[What is expected] Please repeat nothing except the lines from the one containing "Give me the" through the end of the records, exactly and without pictures.

[Data in this exercise]

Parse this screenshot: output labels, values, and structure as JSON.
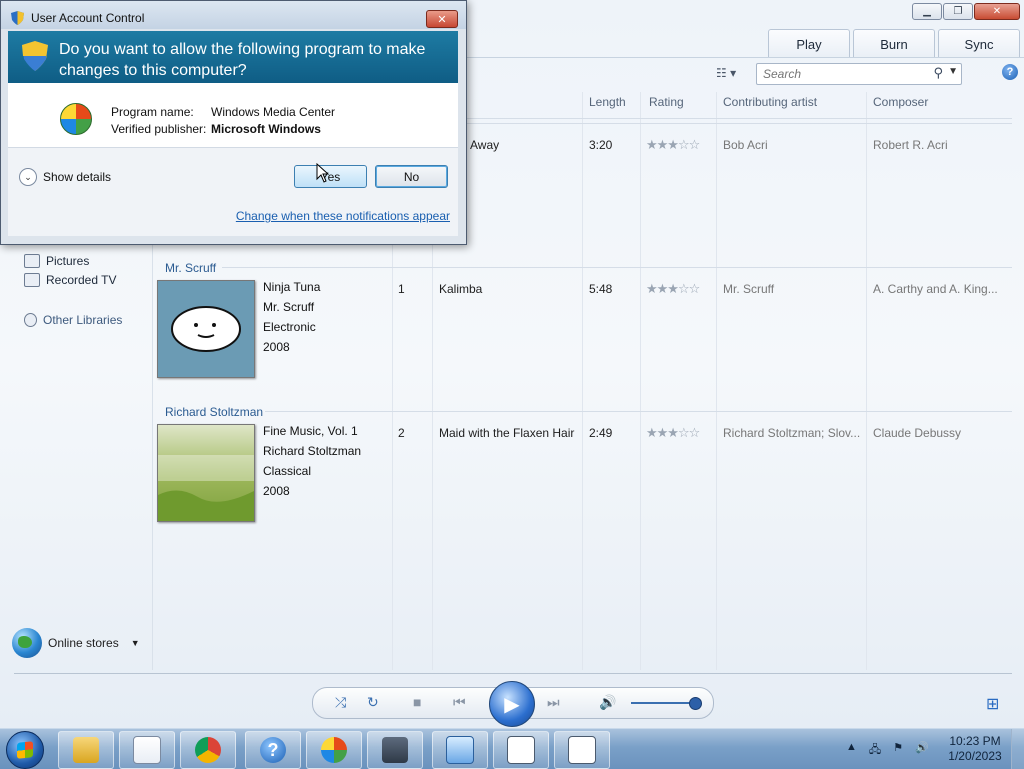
{
  "wmp": {
    "tabs": [
      "Play",
      "Burn",
      "Sync"
    ],
    "search_placeholder": "Search",
    "columns": {
      "length": "Length",
      "rating": "Rating",
      "contributing_artist": "Contributing artist",
      "composer": "Composer"
    },
    "nav": {
      "pictures": "Pictures",
      "recorded_tv": "Recorded TV",
      "other_libraries": "Other Libraries",
      "online_stores": "Online stores"
    },
    "rows": [
      {
        "title_partial": "Away",
        "length": "3:20",
        "contributing_artist": "Bob Acri",
        "composer": "Robert R. Acri",
        "rating": 3
      },
      {
        "group": "Mr. Scruff",
        "album": "Ninja Tuna",
        "album_artist": "Mr. Scruff",
        "genre": "Electronic",
        "year": "2008",
        "track": "1",
        "title": "Kalimba",
        "length": "5:48",
        "contributing_artist": "Mr. Scruff",
        "composer": "A. Carthy and A. King...",
        "rating": 3
      },
      {
        "group": "Richard Stoltzman",
        "album": "Fine Music, Vol. 1",
        "album_artist": "Richard Stoltzman",
        "genre": "Classical",
        "year": "2008",
        "track": "2",
        "title": "Maid with the Flaxen Hair",
        "length": "2:49",
        "contributing_artist": "Richard Stoltzman; Slov...",
        "composer": "Claude Debussy",
        "rating": 3
      }
    ]
  },
  "uac": {
    "title": "User Account Control",
    "question": "Do you want to allow the following program to make changes to this computer?",
    "program_name_label": "Program name:",
    "program_name": "Windows Media Center",
    "publisher_label": "Verified publisher:",
    "publisher": "Microsoft Windows",
    "show_details": "Show details",
    "yes": "Yes",
    "no": "No",
    "notify_link": "Change when these notifications appear"
  },
  "taskbar": {
    "time": "10:23 PM",
    "date": "1/20/2023"
  }
}
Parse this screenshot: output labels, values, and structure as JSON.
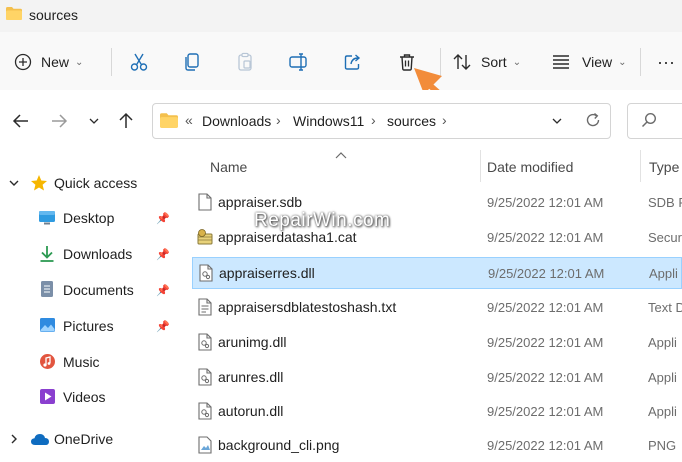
{
  "window": {
    "title": "sources"
  },
  "toolbar": {
    "new_label": "New",
    "cut_icon": "scissors-icon",
    "copy_icon": "copy-icon",
    "paste_icon": "paste-icon",
    "rename_icon": "rename-icon",
    "share_icon": "share-icon",
    "delete_icon": "trash-icon",
    "sort_label": "Sort",
    "view_label": "View",
    "more_label": "···"
  },
  "address": {
    "overflow": "«",
    "crumbs": [
      "Downloads",
      "Windows11",
      "sources"
    ],
    "separator": "›"
  },
  "nav": {
    "quick_access": "Quick access",
    "items": [
      {
        "label": "Desktop",
        "pinned": true
      },
      {
        "label": "Downloads",
        "pinned": true
      },
      {
        "label": "Documents",
        "pinned": true
      },
      {
        "label": "Pictures",
        "pinned": true
      },
      {
        "label": "Music",
        "pinned": false
      },
      {
        "label": "Videos",
        "pinned": false
      }
    ],
    "onedrive": "OneDrive"
  },
  "columns": {
    "name": "Name",
    "date": "Date modified",
    "type": "Type"
  },
  "files": [
    {
      "name": "appraiser.sdb",
      "date": "9/25/2022 12:01 AM",
      "type": "SDB F",
      "selected": false
    },
    {
      "name": "appraiserdatasha1.cat",
      "date": "9/25/2022 12:01 AM",
      "type": "Secur",
      "selected": false
    },
    {
      "name": "appraiserres.dll",
      "date": "9/25/2022 12:01 AM",
      "type": "Appli",
      "selected": true
    },
    {
      "name": "appraisersdblatestoshash.txt",
      "date": "9/25/2022 12:01 AM",
      "type": "Text D",
      "selected": false
    },
    {
      "name": "arunimg.dll",
      "date": "9/25/2022 12:01 AM",
      "type": "Appli",
      "selected": false
    },
    {
      "name": "arunres.dll",
      "date": "9/25/2022 12:01 AM",
      "type": "Appli",
      "selected": false
    },
    {
      "name": "autorun.dll",
      "date": "9/25/2022 12:01 AM",
      "type": "Appli",
      "selected": false
    },
    {
      "name": "background_cli.png",
      "date": "9/25/2022 12:01 AM",
      "type": "PNG",
      "selected": false
    }
  ],
  "watermark": "RepairWin.com",
  "colors": {
    "accent_arrow": "#f28c3a",
    "folder": "#f4c04d",
    "selection": "#cce8ff"
  }
}
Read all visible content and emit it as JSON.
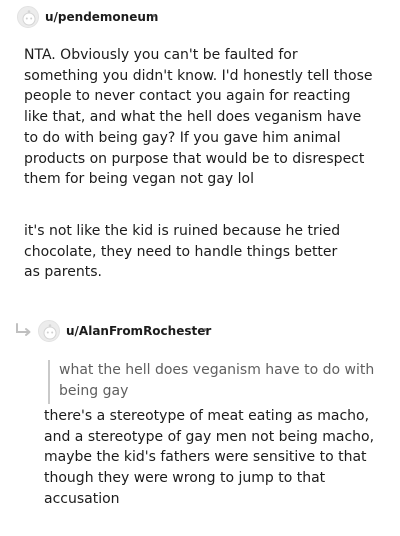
{
  "comment1": {
    "username": "u/pendemoneum",
    "separator": "•",
    "paragraph1": "NTA. Obviously you can't be faulted for something you didn't know. I'd honestly tell those people to never contact you again for reacting like that, and what the hell does veganism have to do with being gay? If you gave him animal products on purpose that would be to disrespect them for being vegan not gay lol",
    "paragraph2": "it's not like the kid is ruined because he tried chocolate, they need to handle things better as parents."
  },
  "comment2": {
    "username": "u/AlanFromRochester",
    "separator": "•",
    "quote": "what the hell does veganism have to do with being gay",
    "body": "there's a stereotype of meat eating as macho, and a stereotype of gay men not being macho, maybe the kid's fathers were sensitive to that though they were wrong to jump to that accusation"
  },
  "icons": {
    "avatar": "snoo-avatar-icon",
    "reply": "reply-arrow-icon"
  },
  "colors": {
    "text": "#1c1c1c",
    "quote_text": "#5f5f5f",
    "quote_bar": "#c9c9c9",
    "meta": "#7c7c7c"
  }
}
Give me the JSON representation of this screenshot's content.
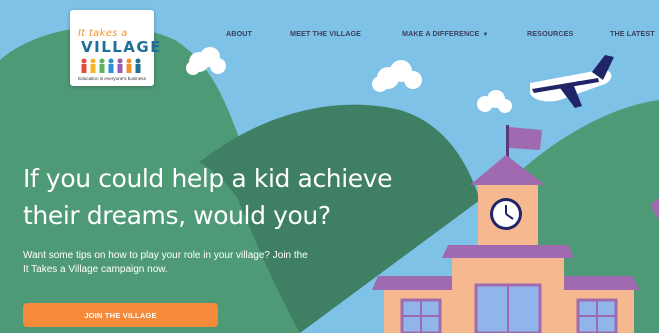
{
  "logo": {
    "line_top": "It takes a",
    "line_main": "VILLAGE",
    "tagline": "Education is everyone's business"
  },
  "nav": {
    "items": [
      {
        "label": "ABOUT"
      },
      {
        "label": "MEET THE VILLAGE"
      },
      {
        "label": "MAKE A DIFFERENCE",
        "has_dropdown": true
      },
      {
        "label": "RESOURCES"
      },
      {
        "label": "THE LATEST"
      }
    ],
    "dropdown_icon": "chevron-down-icon"
  },
  "hero": {
    "title": "If you could help a kid achieve their dreams, would you?",
    "subtitle": "Want some tips on how to play your role in your village? Join the It Takes a Village campaign now.",
    "cta_label": "JOIN THE VILLAGE"
  },
  "colors": {
    "sky": "#7ec2e8",
    "hill_light": "#4f9a76",
    "hill_dark": "#3f8065",
    "accent_orange": "#f58a3b",
    "nav_text": "#3e3e5b",
    "roof_purple": "#a06ab0",
    "building_peach": "#f6b98f",
    "window_blue": "#8fb5ea"
  }
}
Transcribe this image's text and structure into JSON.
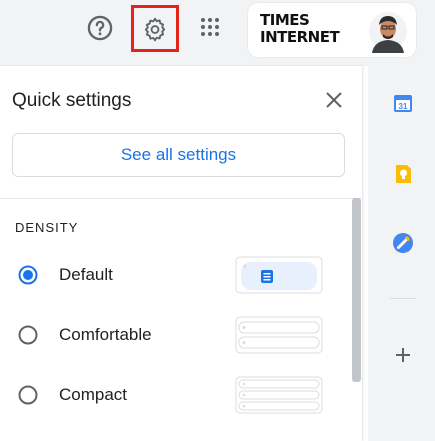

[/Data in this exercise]

[Solution for this exercise]
Give me the JSON representation of this screenshot's content.
{
  "logo": {
    "line_top": "It takes a",
    "line_main": "VILLAGE",
    "tagline": "Education is everyone's business"
  },
  "nav": {
    "items": [
      {
        "label": "ABOUT"
      },
      {
        "label": "MEET THE VILLAGE"
      },
      {
        "label": "MAKE A DIFFERENCE",
        "has_dropdown": true
      },
      {
        "label": "RESOURCES"
      },
      {
        "label": "THE LATEST"
      }
    ],
    "dropdown_icon": "chevron-down-icon"
  },
  "hero": {
    "title": "If you could help a kid achieve their dreams, would you?",
    "subtitle": "Want some tips on how to play your role in your village? Join the It Takes a Village campaign now.",
    "cta_label": "JOIN THE VILLAGE"
  },
  "colors": {
    "sky": "#7ec2e8",
    "hill_light": "#4f9a76",
    "hill_dark": "#3f8065",
    "accent_orange": "#f58a3b",
    "nav_text": "#3e3e5b",
    "roof_purple": "#a06ab0",
    "building_peach": "#f6b98f",
    "window_blue": "#8fb5ea"
  }
}
Transcribe this image's text and structure into JSON.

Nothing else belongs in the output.